# Problem description:
Could you copy the data that follows exactly as written, but drop the pictures?

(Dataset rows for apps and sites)
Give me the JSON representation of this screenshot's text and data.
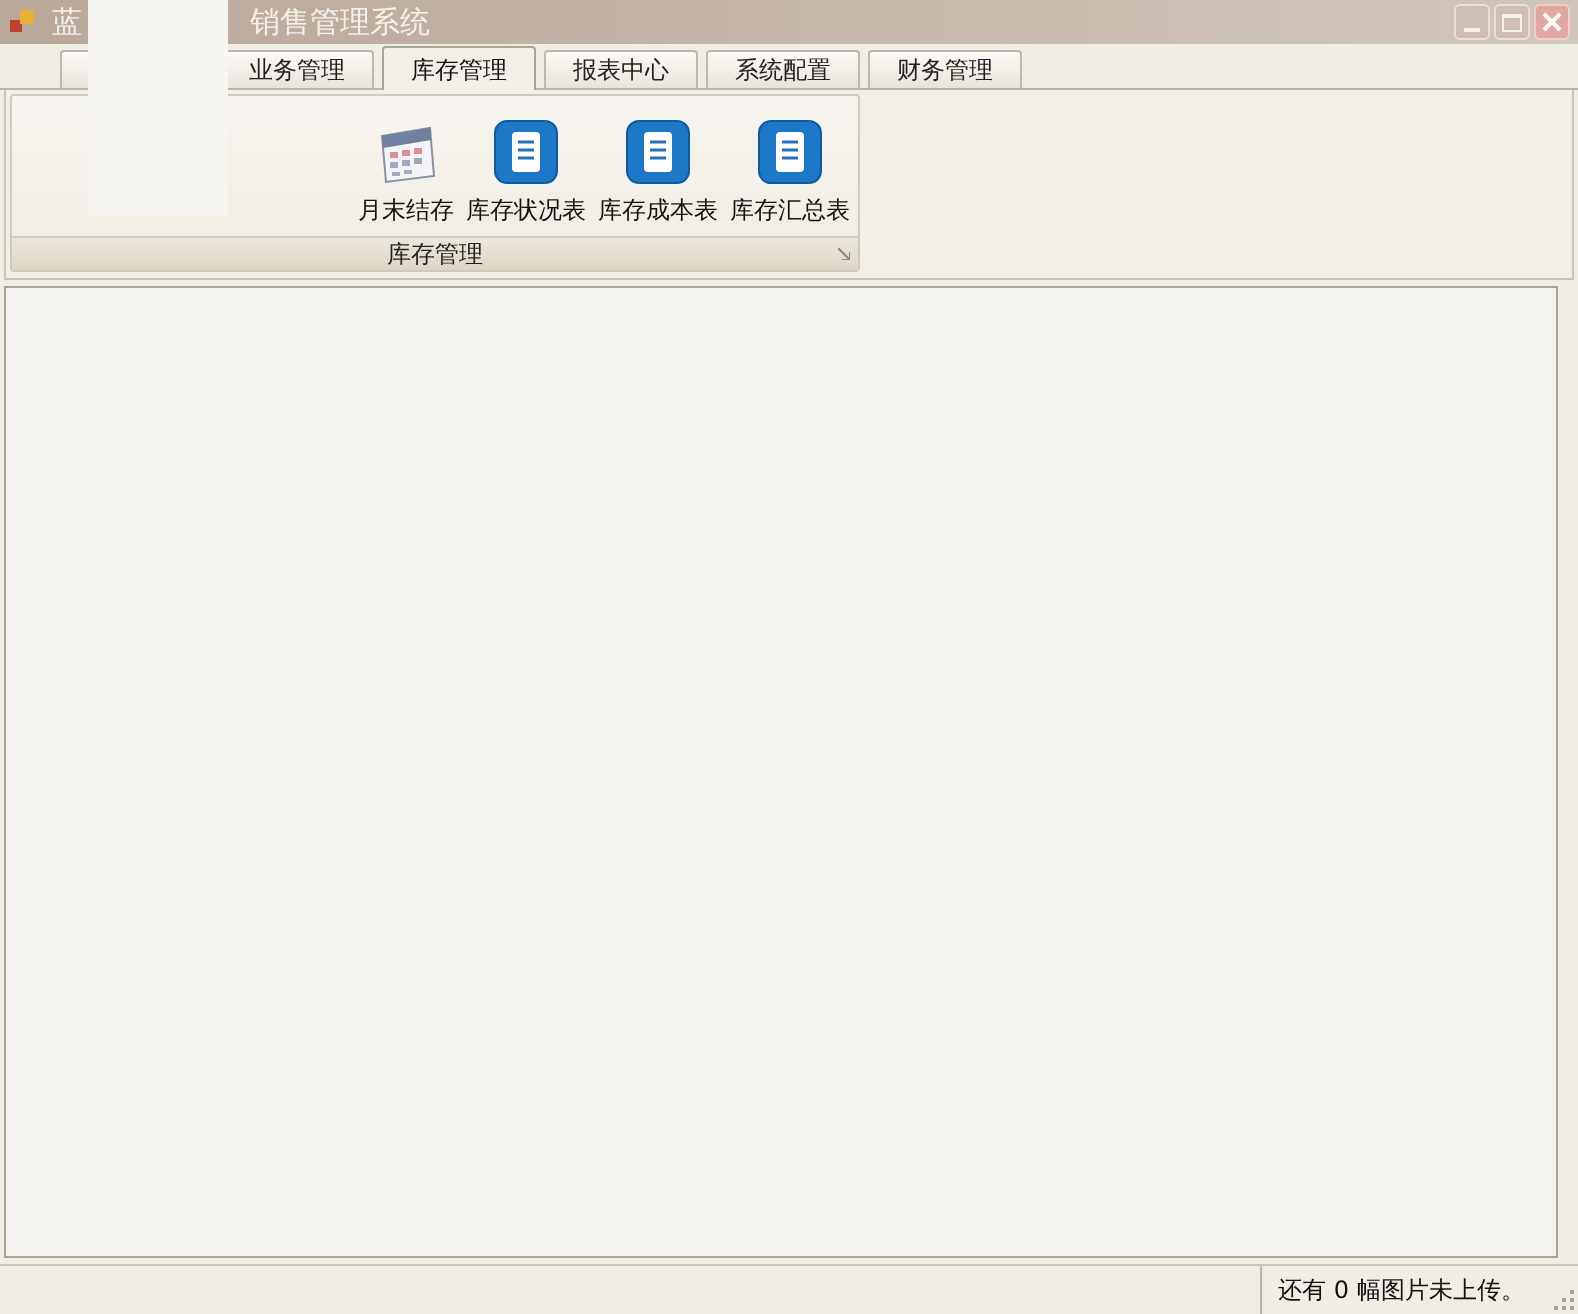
{
  "window": {
    "title_parts": [
      "蓝",
      "销售管理系统"
    ]
  },
  "tabs": [
    {
      "selected": false
    },
    {
      "label": "业务管理",
      "selected": false
    },
    {
      "label": "库存管理",
      "selected": true
    },
    {
      "label": "报表中心",
      "selected": false
    },
    {
      "label": "系统配置",
      "selected": false
    },
    {
      "label": "财务管理",
      "selected": false
    }
  ],
  "ribbon_group": {
    "label": "库存管理",
    "items": [
      {
        "label": "月末结存",
        "kind": "calendar"
      },
      {
        "label": "库存状况表",
        "kind": "report"
      },
      {
        "label": "库存成本表",
        "kind": "report"
      },
      {
        "label": "库存汇总表",
        "kind": "report"
      }
    ]
  },
  "status_bar": {
    "text": "还有 0 幅图片未上传。"
  }
}
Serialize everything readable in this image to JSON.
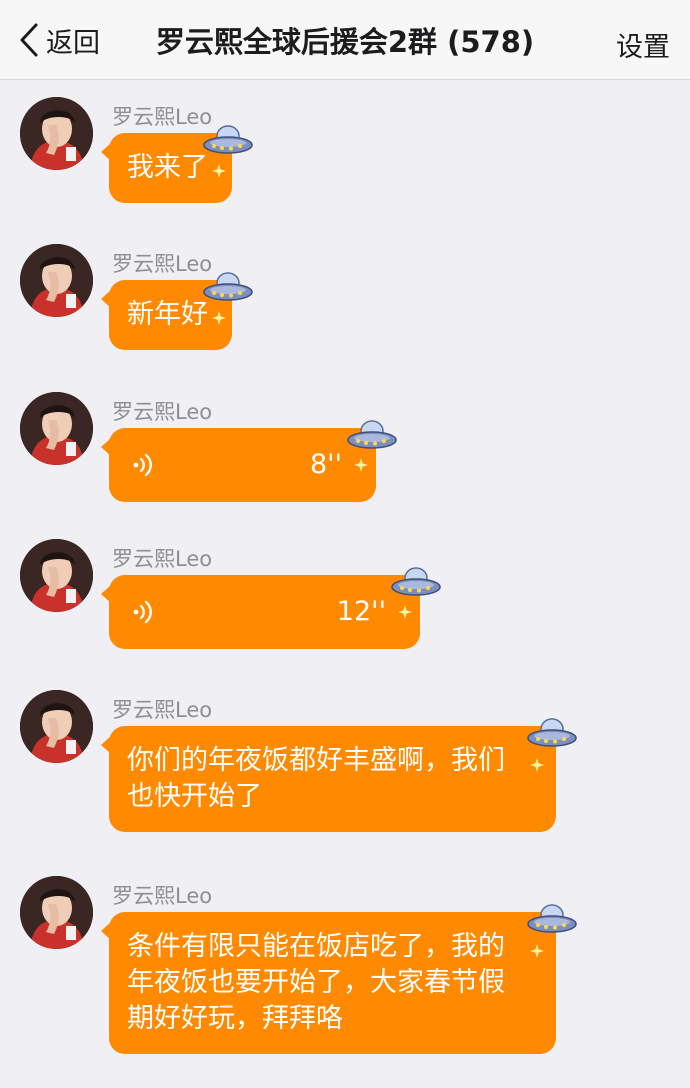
{
  "header": {
    "back_label": "返回",
    "title": "罗云熙全球后援会2群 (578)",
    "settings_label": "设置"
  },
  "colors": {
    "bubble": "#ff8a00",
    "background": "#efeff4",
    "nav_background": "#f7f7f8"
  },
  "icons": {
    "back": "chevron-left-icon",
    "avatar": "avatar",
    "voice": "voice-wave-icon",
    "decoration": "ufo-icon"
  },
  "messages": [
    {
      "sender": "罗云熙Leo",
      "type": "text",
      "text": "我来了"
    },
    {
      "sender": "罗云熙Leo",
      "type": "text",
      "text": "新年好"
    },
    {
      "sender": "罗云熙Leo",
      "type": "voice",
      "duration": "8''"
    },
    {
      "sender": "罗云熙Leo",
      "type": "voice",
      "duration": "12''"
    },
    {
      "sender": "罗云熙Leo",
      "type": "text",
      "text": "你们的年夜饭都好丰盛啊，我们\n也快开始了"
    },
    {
      "sender": "罗云熙Leo",
      "type": "text",
      "text": "条件有限只能在饭店吃了，我的\n年夜饭也要开始了，大家春节假\n期好好玩，拜拜咯"
    }
  ]
}
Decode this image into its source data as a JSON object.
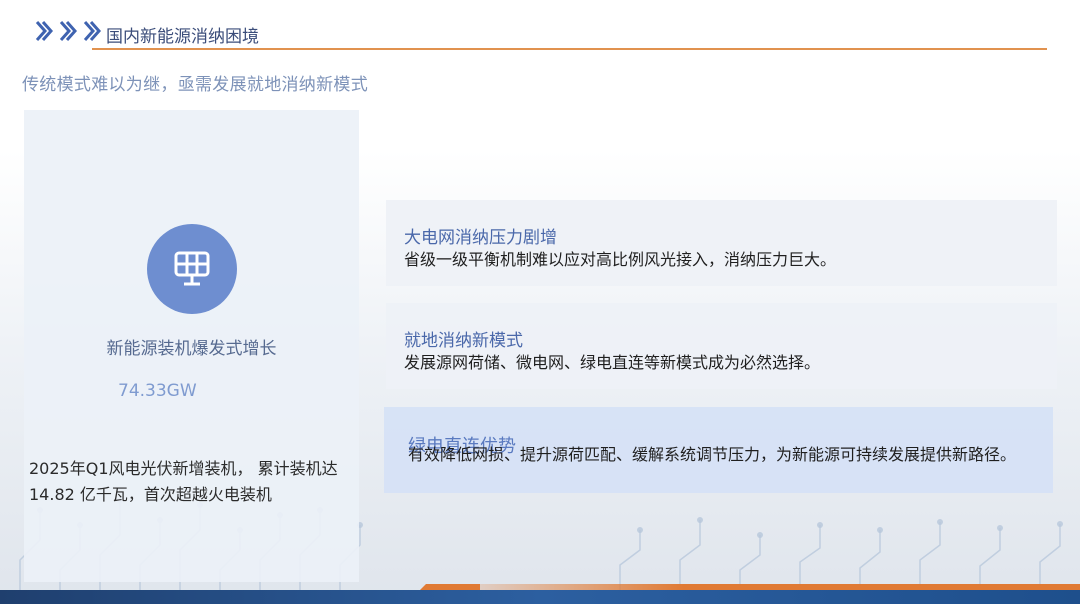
{
  "header": {
    "section_title": "国内新能源消纳困境",
    "subtitle": "传统模式难以为继，亟需发展就地消纳新模式"
  },
  "left_panel": {
    "icon": "solar-panel-icon",
    "title": "新能源装机爆发式增长",
    "number": "74.33GW",
    "description": "2025年Q1风电光伏新增装机，  累计装机达14.82 亿千瓦，首次超越火电装机"
  },
  "cards": [
    {
      "title": "大电网消纳压力剧增",
      "body": "省级一级平衡机制难以应对高比例风光接入，消纳压力巨大。"
    },
    {
      "title": "就地消纳新模式",
      "body": "发展源网荷储、微电网、绿电直连等新模式成为必然选择。"
    },
    {
      "title": "绿电直连优势",
      "body": "有效降低网损、提升源荷匹配、缓解系统调节压力，为新能源可持续发展提供新路径。"
    }
  ],
  "colors": {
    "accent_orange": "#e1924f",
    "title_blue": "#3b4d7a",
    "icon_blue": "#6e8ed0",
    "card_highlight": "#d6e2f6"
  }
}
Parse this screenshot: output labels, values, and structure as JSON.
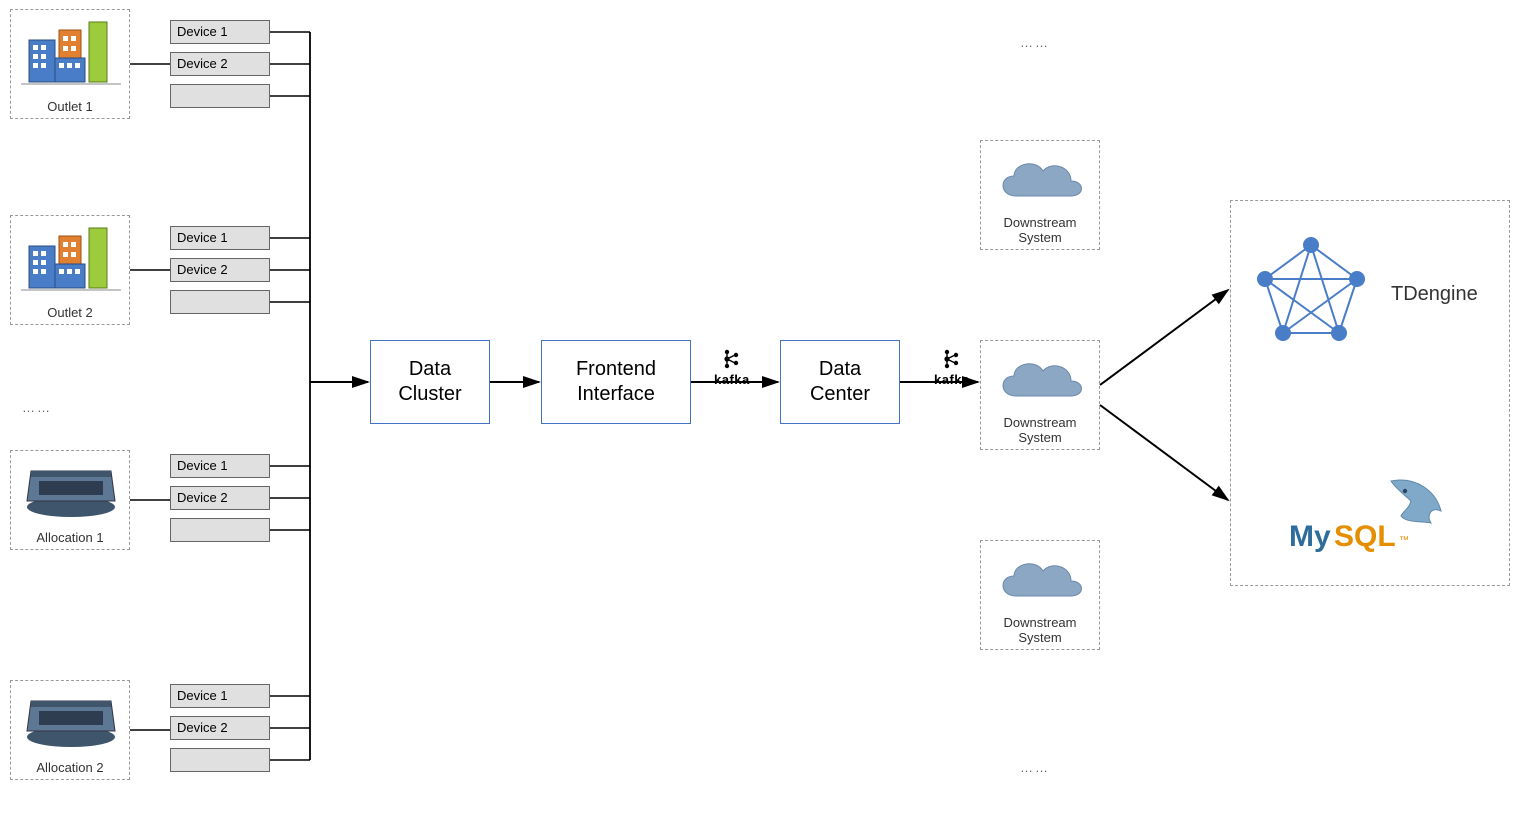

# Task solution:
Give me the JSON representation of this screenshot's text and data.
{
  "window": {
    "title_parts": [
      "蓝",
      "销售管理系统"
    ]
  },
  "tabs": [
    {
      "selected": false
    },
    {
      "label": "业务管理",
      "selected": false
    },
    {
      "label": "库存管理",
      "selected": true
    },
    {
      "label": "报表中心",
      "selected": false
    },
    {
      "label": "系统配置",
      "selected": false
    },
    {
      "label": "财务管理",
      "selected": false
    }
  ],
  "ribbon_group": {
    "label": "库存管理",
    "items": [
      {
        "label": "月末结存",
        "kind": "calendar"
      },
      {
        "label": "库存状况表",
        "kind": "report"
      },
      {
        "label": "库存成本表",
        "kind": "report"
      },
      {
        "label": "库存汇总表",
        "kind": "report"
      }
    ]
  },
  "status_bar": {
    "text": "还有 0 幅图片未上传。"
  }
}
Serialize everything readable in this image to JSON.
{
  "header": {
    "back_label": "返回",
    "title": "罗云熙全球后援会2群 (578)",
    "settings_label": "设置"
  },
  "colors": {
    "bubble": "#ff8a00",
    "background": "#efeff4",
    "nav_background": "#f7f7f8"
  },
  "icons": {
    "back": "chevron-left-icon",
    "avatar": "avatar",
    "voice": "voice-wave-icon",
    "decoration": "ufo-icon"
  },
  "messages": [
    {
      "sender": "罗云熙Leo",
      "type": "text",
      "text": "我来了"
    },
    {
      "sender": "罗云熙Leo",
      "type": "text",
      "text": "新年好"
    },
    {
      "sender": "罗云熙Leo",
      "type": "voice",
      "duration": "8''"
    },
    {
      "sender": "罗云熙Leo",
      "type": "voice",
      "duration": "12''"
    },
    {
      "sender": "罗云熙Leo",
      "type": "text",
      "text": "你们的年夜饭都好丰盛啊，我们\n也快开始了"
    },
    {
      "sender": "罗云熙Leo",
      "type": "text",
      "text": "条件有限只能在饭店吃了，我的\n年夜饭也要开始了，大家春节假\n期好好玩，拜拜咯"
    }
  ]
}
Decode this image into its source data as a JSON object.
{
  "header": {
    "section_title": "国内新能源消纳困境",
    "subtitle": "传统模式难以为继，亟需发展就地消纳新模式"
  },
  "left_panel": {
    "icon": "solar-panel-icon",
    "title": "新能源装机爆发式增长",
    "number": "74.33GW",
    "description": "2025年Q1风电光伏新增装机，  累计装机达14.82 亿千瓦，首次超越火电装机"
  },
  "cards": [
    {
      "title": "大电网消纳压力剧增",
      "body": "省级一级平衡机制难以应对高比例风光接入，消纳压力巨大。"
    },
    {
      "title": "就地消纳新模式",
      "body": "发展源网荷储、微电网、绿电直连等新模式成为必然选择。"
    },
    {
      "title": "绿电直连优势",
      "body": "有效降低网损、提升源荷匹配、缓解系统调节压力，为新能源可持续发展提供新路径。"
    }
  ],
  "colors": {
    "accent_orange": "#e1924f",
    "title_blue": "#3b4d7a",
    "icon_blue": "#6e8ed0",
    "card_highlight": "#d6e2f6"
  }
}
Parse this screenshot: output labels, values, and structure as JSON.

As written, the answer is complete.